## HOW TO COMPLETE THIS TASK
Scan the lines below for the word "JSON". Copy each line you find it in.

※ ※ ※

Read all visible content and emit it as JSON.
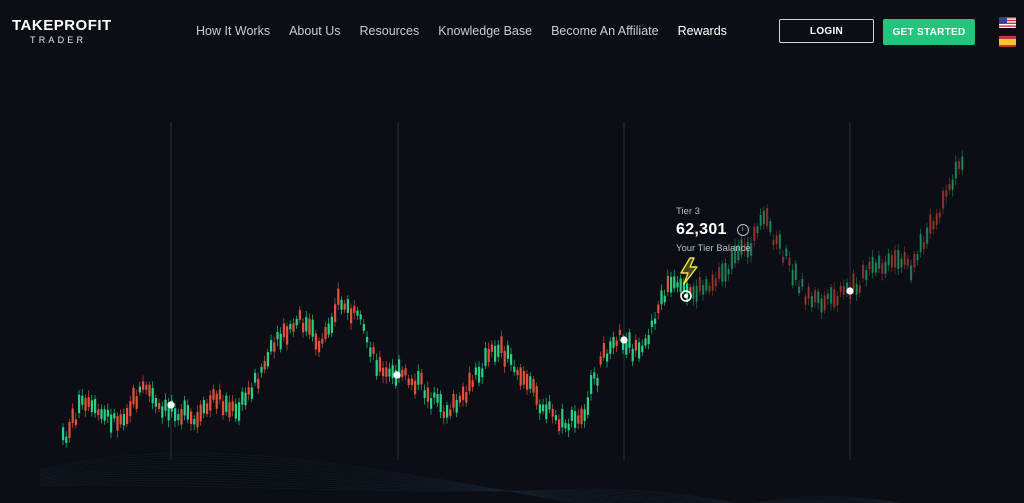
{
  "header": {
    "logo_main": "TAKEPROFIT",
    "logo_sub": "TRADER",
    "nav": [
      {
        "label": "How It Works"
      },
      {
        "label": "About Us"
      },
      {
        "label": "Resources"
      },
      {
        "label": "Knowledge Base"
      },
      {
        "label": "Become An Affiliate"
      },
      {
        "label": "Rewards"
      }
    ],
    "login_label": "LOGIN",
    "get_started_label": "GET STARTED"
  },
  "tier": {
    "label": "Tier 3",
    "value": "62,301",
    "sub": "Your Tier Balance",
    "info_glyph": "i"
  },
  "colors": {
    "background": "#0b0f15",
    "bullish": "#2ccf86",
    "bearish": "#e0523a",
    "accent": "#23c57c",
    "bolt": "#f2e63a"
  },
  "icons": {
    "tier_marker": "lightning-bolt-icon",
    "info": "info-icon",
    "flag_us": "us-flag-icon",
    "flag_es": "es-flag-icon"
  }
}
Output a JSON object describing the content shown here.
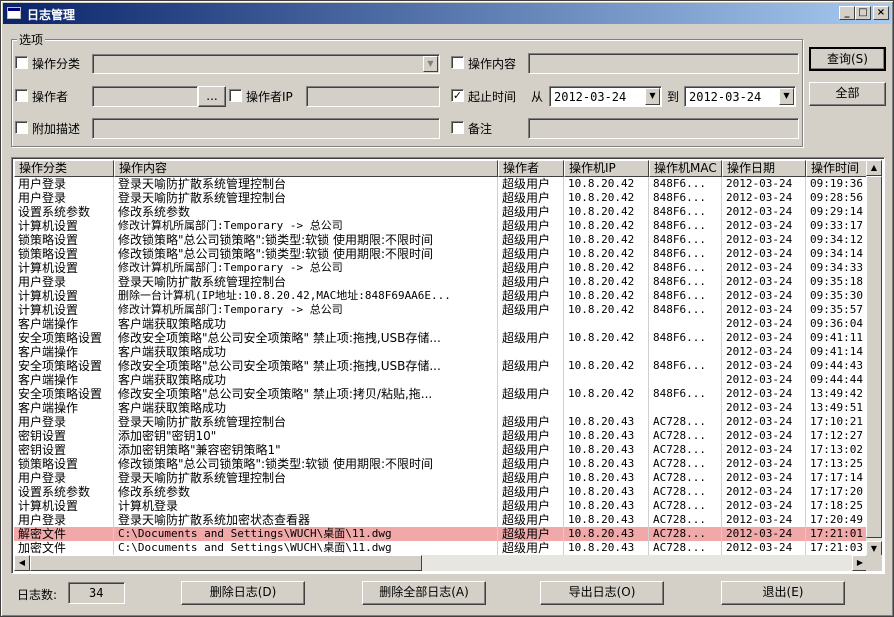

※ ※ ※

## OUTPUT OF THE TASK
Read all visible content and emit it as JSON.
Output a JSON object describing the content shown here.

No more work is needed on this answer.